Entries from a dataset of interfaces
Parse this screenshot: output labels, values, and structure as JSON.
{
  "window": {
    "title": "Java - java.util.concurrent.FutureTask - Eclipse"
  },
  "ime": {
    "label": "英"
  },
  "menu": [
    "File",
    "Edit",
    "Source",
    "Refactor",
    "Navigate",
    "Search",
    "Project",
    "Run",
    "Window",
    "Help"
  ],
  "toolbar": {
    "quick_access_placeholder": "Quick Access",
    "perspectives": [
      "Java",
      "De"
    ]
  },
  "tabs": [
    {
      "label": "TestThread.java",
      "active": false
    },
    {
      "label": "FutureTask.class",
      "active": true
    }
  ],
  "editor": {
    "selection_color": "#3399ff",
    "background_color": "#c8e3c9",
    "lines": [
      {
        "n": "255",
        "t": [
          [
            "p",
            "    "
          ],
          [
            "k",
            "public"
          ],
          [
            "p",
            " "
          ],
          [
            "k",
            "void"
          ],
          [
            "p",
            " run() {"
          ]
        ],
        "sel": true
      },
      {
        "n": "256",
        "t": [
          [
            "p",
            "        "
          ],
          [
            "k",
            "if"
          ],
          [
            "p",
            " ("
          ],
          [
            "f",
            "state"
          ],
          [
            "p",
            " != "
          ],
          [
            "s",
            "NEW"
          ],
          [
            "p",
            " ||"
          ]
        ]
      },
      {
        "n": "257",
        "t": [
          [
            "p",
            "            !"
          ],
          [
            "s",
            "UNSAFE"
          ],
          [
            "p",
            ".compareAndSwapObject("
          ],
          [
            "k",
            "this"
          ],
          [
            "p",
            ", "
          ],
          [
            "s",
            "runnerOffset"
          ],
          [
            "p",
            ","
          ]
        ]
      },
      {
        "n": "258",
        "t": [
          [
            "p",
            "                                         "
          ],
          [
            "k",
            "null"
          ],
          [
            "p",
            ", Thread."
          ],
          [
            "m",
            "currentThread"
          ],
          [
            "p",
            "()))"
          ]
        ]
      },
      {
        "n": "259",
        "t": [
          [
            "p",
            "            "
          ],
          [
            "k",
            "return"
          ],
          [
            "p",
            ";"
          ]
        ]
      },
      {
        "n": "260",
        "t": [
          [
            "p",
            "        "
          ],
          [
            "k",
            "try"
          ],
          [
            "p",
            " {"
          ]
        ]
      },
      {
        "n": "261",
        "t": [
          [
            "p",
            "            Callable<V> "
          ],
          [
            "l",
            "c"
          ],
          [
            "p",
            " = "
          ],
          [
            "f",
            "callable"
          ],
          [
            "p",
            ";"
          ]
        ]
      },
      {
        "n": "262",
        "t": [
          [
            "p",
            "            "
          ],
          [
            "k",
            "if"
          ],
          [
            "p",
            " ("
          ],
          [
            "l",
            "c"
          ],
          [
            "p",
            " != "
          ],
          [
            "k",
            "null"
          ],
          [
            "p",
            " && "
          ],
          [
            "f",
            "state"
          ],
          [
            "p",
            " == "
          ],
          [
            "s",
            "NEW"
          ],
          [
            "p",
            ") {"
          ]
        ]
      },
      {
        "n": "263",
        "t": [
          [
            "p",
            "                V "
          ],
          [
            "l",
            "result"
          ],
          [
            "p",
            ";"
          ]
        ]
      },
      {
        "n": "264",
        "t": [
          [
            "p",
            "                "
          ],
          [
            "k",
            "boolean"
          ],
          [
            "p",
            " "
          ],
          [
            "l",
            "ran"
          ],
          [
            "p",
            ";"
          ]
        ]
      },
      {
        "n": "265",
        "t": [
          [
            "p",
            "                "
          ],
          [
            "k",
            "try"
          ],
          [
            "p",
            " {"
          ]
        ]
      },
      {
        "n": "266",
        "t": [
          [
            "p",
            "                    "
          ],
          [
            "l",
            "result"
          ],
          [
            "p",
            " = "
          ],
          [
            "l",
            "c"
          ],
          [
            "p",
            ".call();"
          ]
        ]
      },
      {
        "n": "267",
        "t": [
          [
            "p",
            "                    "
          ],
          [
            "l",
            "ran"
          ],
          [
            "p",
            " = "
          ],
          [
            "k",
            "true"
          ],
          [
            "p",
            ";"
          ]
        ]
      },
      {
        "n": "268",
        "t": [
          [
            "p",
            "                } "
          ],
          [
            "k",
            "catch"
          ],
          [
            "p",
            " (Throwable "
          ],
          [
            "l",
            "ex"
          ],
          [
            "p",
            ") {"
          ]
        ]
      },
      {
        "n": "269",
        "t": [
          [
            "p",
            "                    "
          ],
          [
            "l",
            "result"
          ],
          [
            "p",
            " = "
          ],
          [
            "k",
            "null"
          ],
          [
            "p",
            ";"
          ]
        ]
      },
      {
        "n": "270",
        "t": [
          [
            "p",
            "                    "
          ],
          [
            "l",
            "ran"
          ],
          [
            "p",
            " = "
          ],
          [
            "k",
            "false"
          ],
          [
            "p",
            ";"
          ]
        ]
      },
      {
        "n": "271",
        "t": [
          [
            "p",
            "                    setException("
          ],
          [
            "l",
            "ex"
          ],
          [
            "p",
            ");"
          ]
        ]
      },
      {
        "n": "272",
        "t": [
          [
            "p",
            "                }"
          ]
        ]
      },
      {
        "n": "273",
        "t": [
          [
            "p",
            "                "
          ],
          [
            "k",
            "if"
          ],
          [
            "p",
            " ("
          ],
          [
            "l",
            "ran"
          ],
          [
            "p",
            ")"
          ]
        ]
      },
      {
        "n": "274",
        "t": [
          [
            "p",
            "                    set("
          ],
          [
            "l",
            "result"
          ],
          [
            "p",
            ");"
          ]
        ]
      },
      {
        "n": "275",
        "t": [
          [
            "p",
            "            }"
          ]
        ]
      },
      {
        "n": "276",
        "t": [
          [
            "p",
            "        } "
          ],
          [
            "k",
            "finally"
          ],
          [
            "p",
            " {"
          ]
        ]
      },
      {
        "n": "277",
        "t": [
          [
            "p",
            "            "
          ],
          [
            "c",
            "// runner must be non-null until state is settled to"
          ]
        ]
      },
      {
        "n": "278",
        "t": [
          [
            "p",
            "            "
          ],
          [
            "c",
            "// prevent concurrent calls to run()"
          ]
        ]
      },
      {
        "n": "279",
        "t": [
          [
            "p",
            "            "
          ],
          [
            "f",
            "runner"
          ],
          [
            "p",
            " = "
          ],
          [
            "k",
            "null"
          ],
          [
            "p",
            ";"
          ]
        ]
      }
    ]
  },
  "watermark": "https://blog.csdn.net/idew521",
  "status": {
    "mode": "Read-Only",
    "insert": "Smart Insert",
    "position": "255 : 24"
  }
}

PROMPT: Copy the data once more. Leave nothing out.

YOUR RESPONSE:
Parse this screenshot: output labels, values, and structure as JSON.
{
  "window": {
    "title": "Java - java.util.concurrent.FutureTask - Eclipse"
  },
  "ime": {
    "label": "英"
  },
  "menu": [
    "File",
    "Edit",
    "Source",
    "Refactor",
    "Navigate",
    "Search",
    "Project",
    "Run",
    "Window",
    "Help"
  ],
  "toolbar": {
    "quick_access_placeholder": "Quick Access",
    "perspectives": [
      "Java",
      "De"
    ]
  },
  "tabs": [
    {
      "label": "TestThread.java",
      "active": false
    },
    {
      "label": "FutureTask.class",
      "active": true
    }
  ],
  "editor": {
    "selection_color": "#3399ff",
    "background_color": "#c8e3c9",
    "lines": [
      {
        "n": "255",
        "t": [
          [
            "p",
            "    "
          ],
          [
            "k",
            "public"
          ],
          [
            "p",
            " "
          ],
          [
            "k",
            "void"
          ],
          [
            "p",
            " run() {"
          ]
        ],
        "sel": true
      },
      {
        "n": "256",
        "t": [
          [
            "p",
            "        "
          ],
          [
            "k",
            "if"
          ],
          [
            "p",
            " ("
          ],
          [
            "f",
            "state"
          ],
          [
            "p",
            " != "
          ],
          [
            "s",
            "NEW"
          ],
          [
            "p",
            " ||"
          ]
        ]
      },
      {
        "n": "257",
        "t": [
          [
            "p",
            "            !"
          ],
          [
            "s",
            "UNSAFE"
          ],
          [
            "p",
            ".compareAndSwapObject("
          ],
          [
            "k",
            "this"
          ],
          [
            "p",
            ", "
          ],
          [
            "s",
            "runnerOffset"
          ],
          [
            "p",
            ","
          ]
        ]
      },
      {
        "n": "258",
        "t": [
          [
            "p",
            "                                         "
          ],
          [
            "k",
            "null"
          ],
          [
            "p",
            ", Thread."
          ],
          [
            "m",
            "currentThread"
          ],
          [
            "p",
            "()))"
          ]
        ]
      },
      {
        "n": "259",
        "t": [
          [
            "p",
            "            "
          ],
          [
            "k",
            "return"
          ],
          [
            "p",
            ";"
          ]
        ]
      },
      {
        "n": "260",
        "t": [
          [
            "p",
            "        "
          ],
          [
            "k",
            "try"
          ],
          [
            "p",
            " {"
          ]
        ]
      },
      {
        "n": "261",
        "t": [
          [
            "p",
            "            Callable<V> "
          ],
          [
            "l",
            "c"
          ],
          [
            "p",
            " = "
          ],
          [
            "f",
            "callable"
          ],
          [
            "p",
            ";"
          ]
        ]
      },
      {
        "n": "262",
        "t": [
          [
            "p",
            "            "
          ],
          [
            "k",
            "if"
          ],
          [
            "p",
            " ("
          ],
          [
            "l",
            "c"
          ],
          [
            "p",
            " != "
          ],
          [
            "k",
            "null"
          ],
          [
            "p",
            " && "
          ],
          [
            "f",
            "state"
          ],
          [
            "p",
            " == "
          ],
          [
            "s",
            "NEW"
          ],
          [
            "p",
            ") {"
          ]
        ]
      },
      {
        "n": "263",
        "t": [
          [
            "p",
            "                V "
          ],
          [
            "l",
            "result"
          ],
          [
            "p",
            ";"
          ]
        ]
      },
      {
        "n": "264",
        "t": [
          [
            "p",
            "                "
          ],
          [
            "k",
            "boolean"
          ],
          [
            "p",
            " "
          ],
          [
            "l",
            "ran"
          ],
          [
            "p",
            ";"
          ]
        ]
      },
      {
        "n": "265",
        "t": [
          [
            "p",
            "                "
          ],
          [
            "k",
            "try"
          ],
          [
            "p",
            " {"
          ]
        ]
      },
      {
        "n": "266",
        "t": [
          [
            "p",
            "                    "
          ],
          [
            "l",
            "result"
          ],
          [
            "p",
            " = "
          ],
          [
            "l",
            "c"
          ],
          [
            "p",
            ".call();"
          ]
        ]
      },
      {
        "n": "267",
        "t": [
          [
            "p",
            "                    "
          ],
          [
            "l",
            "ran"
          ],
          [
            "p",
            " = "
          ],
          [
            "k",
            "true"
          ],
          [
            "p",
            ";"
          ]
        ]
      },
      {
        "n": "268",
        "t": [
          [
            "p",
            "                } "
          ],
          [
            "k",
            "catch"
          ],
          [
            "p",
            " (Throwable "
          ],
          [
            "l",
            "ex"
          ],
          [
            "p",
            ") {"
          ]
        ]
      },
      {
        "n": "269",
        "t": [
          [
            "p",
            "                    "
          ],
          [
            "l",
            "result"
          ],
          [
            "p",
            " = "
          ],
          [
            "k",
            "null"
          ],
          [
            "p",
            ";"
          ]
        ]
      },
      {
        "n": "270",
        "t": [
          [
            "p",
            "                    "
          ],
          [
            "l",
            "ran"
          ],
          [
            "p",
            " = "
          ],
          [
            "k",
            "false"
          ],
          [
            "p",
            ";"
          ]
        ]
      },
      {
        "n": "271",
        "t": [
          [
            "p",
            "                    setException("
          ],
          [
            "l",
            "ex"
          ],
          [
            "p",
            ");"
          ]
        ]
      },
      {
        "n": "272",
        "t": [
          [
            "p",
            "                }"
          ]
        ]
      },
      {
        "n": "273",
        "t": [
          [
            "p",
            "                "
          ],
          [
            "k",
            "if"
          ],
          [
            "p",
            " ("
          ],
          [
            "l",
            "ran"
          ],
          [
            "p",
            ")"
          ]
        ]
      },
      {
        "n": "274",
        "t": [
          [
            "p",
            "                    set("
          ],
          [
            "l",
            "result"
          ],
          [
            "p",
            ");"
          ]
        ]
      },
      {
        "n": "275",
        "t": [
          [
            "p",
            "            }"
          ]
        ]
      },
      {
        "n": "276",
        "t": [
          [
            "p",
            "        } "
          ],
          [
            "k",
            "finally"
          ],
          [
            "p",
            " {"
          ]
        ]
      },
      {
        "n": "277",
        "t": [
          [
            "p",
            "            "
          ],
          [
            "c",
            "// runner must be non-null until state is settled to"
          ]
        ]
      },
      {
        "n": "278",
        "t": [
          [
            "p",
            "            "
          ],
          [
            "c",
            "// prevent concurrent calls to run()"
          ]
        ]
      },
      {
        "n": "279",
        "t": [
          [
            "p",
            "            "
          ],
          [
            "f",
            "runner"
          ],
          [
            "p",
            " = "
          ],
          [
            "k",
            "null"
          ],
          [
            "p",
            ";"
          ]
        ]
      }
    ]
  },
  "watermark": "https://blog.csdn.net/idew521",
  "status": {
    "mode": "Read-Only",
    "insert": "Smart Insert",
    "position": "255 : 24"
  }
}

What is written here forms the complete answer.